Exercise prompt: Copy out every line of the records where the string "glyph" occurs.

[Data about app and page elements]
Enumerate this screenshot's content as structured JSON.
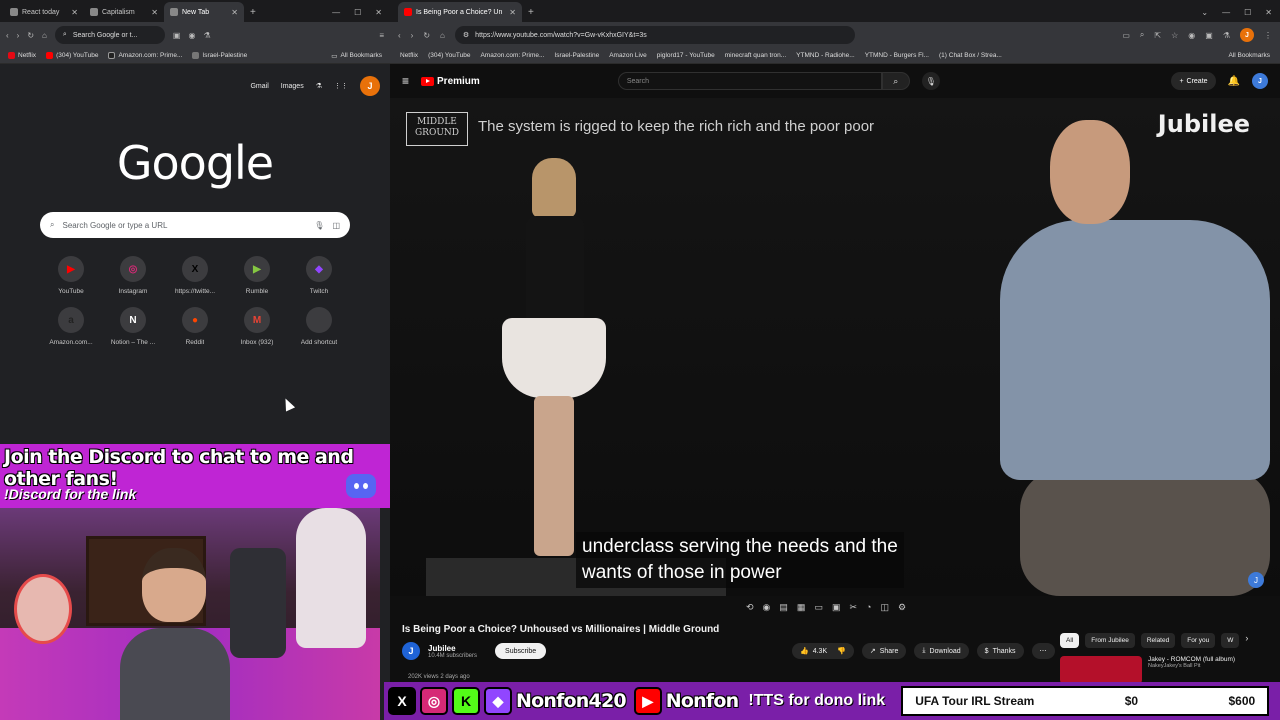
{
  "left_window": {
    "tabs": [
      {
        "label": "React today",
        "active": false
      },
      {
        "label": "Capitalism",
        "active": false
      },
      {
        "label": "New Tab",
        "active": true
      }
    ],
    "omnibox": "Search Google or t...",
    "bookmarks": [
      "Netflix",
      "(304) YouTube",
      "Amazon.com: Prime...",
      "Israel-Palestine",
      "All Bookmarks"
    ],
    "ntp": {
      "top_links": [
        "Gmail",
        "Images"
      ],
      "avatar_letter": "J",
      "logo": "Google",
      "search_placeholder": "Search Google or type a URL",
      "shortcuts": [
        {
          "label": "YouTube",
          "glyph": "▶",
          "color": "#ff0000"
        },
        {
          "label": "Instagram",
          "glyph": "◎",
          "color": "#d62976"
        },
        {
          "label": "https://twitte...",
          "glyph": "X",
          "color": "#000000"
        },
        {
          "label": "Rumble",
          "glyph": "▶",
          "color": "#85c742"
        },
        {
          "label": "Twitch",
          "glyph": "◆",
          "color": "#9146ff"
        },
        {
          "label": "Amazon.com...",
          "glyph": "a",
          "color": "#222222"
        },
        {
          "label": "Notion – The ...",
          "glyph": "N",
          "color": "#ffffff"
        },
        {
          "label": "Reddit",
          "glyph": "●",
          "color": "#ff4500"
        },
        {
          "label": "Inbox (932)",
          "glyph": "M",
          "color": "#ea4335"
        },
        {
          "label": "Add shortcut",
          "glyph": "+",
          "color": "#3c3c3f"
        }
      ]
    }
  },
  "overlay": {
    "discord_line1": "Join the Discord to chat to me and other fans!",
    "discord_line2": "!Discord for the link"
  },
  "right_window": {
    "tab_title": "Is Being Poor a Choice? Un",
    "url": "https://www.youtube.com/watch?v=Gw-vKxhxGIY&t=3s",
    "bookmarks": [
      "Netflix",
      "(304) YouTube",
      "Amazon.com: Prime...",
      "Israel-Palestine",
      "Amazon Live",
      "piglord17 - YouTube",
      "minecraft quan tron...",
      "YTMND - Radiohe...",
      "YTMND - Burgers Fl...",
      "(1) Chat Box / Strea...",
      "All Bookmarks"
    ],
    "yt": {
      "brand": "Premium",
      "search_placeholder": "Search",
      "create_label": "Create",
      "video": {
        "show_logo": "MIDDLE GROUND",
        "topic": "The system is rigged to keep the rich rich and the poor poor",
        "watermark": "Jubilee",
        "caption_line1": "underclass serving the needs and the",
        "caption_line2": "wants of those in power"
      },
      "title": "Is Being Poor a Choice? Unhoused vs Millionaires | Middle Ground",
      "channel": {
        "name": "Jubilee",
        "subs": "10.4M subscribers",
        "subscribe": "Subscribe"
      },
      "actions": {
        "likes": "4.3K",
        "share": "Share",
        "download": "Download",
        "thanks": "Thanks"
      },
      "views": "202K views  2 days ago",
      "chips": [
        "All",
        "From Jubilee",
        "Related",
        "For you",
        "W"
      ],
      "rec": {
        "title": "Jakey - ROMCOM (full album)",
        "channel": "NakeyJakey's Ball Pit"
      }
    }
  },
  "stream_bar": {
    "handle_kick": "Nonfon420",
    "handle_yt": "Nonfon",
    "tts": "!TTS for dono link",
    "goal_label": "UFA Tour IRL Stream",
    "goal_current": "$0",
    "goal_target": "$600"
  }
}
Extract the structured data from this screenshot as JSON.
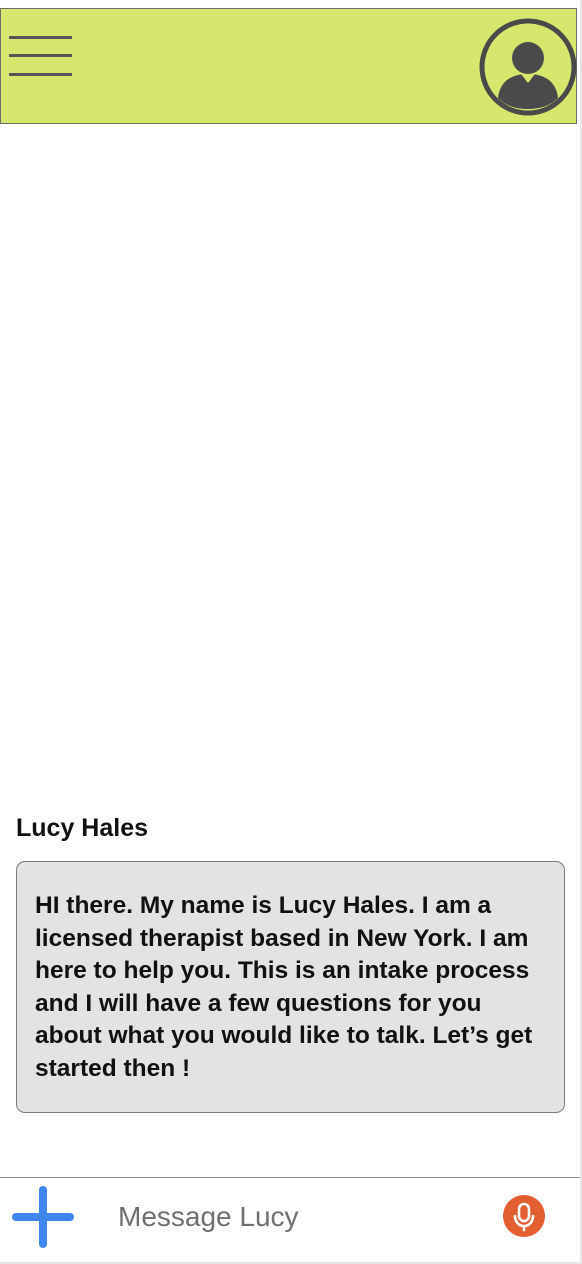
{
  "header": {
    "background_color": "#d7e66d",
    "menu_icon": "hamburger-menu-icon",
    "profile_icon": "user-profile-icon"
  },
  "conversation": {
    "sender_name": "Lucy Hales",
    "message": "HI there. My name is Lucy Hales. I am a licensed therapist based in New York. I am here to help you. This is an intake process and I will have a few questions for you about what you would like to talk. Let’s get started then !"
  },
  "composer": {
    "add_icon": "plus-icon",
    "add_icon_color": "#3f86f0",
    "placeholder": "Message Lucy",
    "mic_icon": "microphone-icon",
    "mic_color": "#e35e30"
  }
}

Exercise output:
          "glyph": "▶",
          "glyph": "◎",
          "glyph": "X",
          "glyph": "▶",
          "glyph": "◆",
          "glyph": "a",
          "glyph": "N",
          "glyph": "●",
          "glyph": "M",
          "glyph": "+",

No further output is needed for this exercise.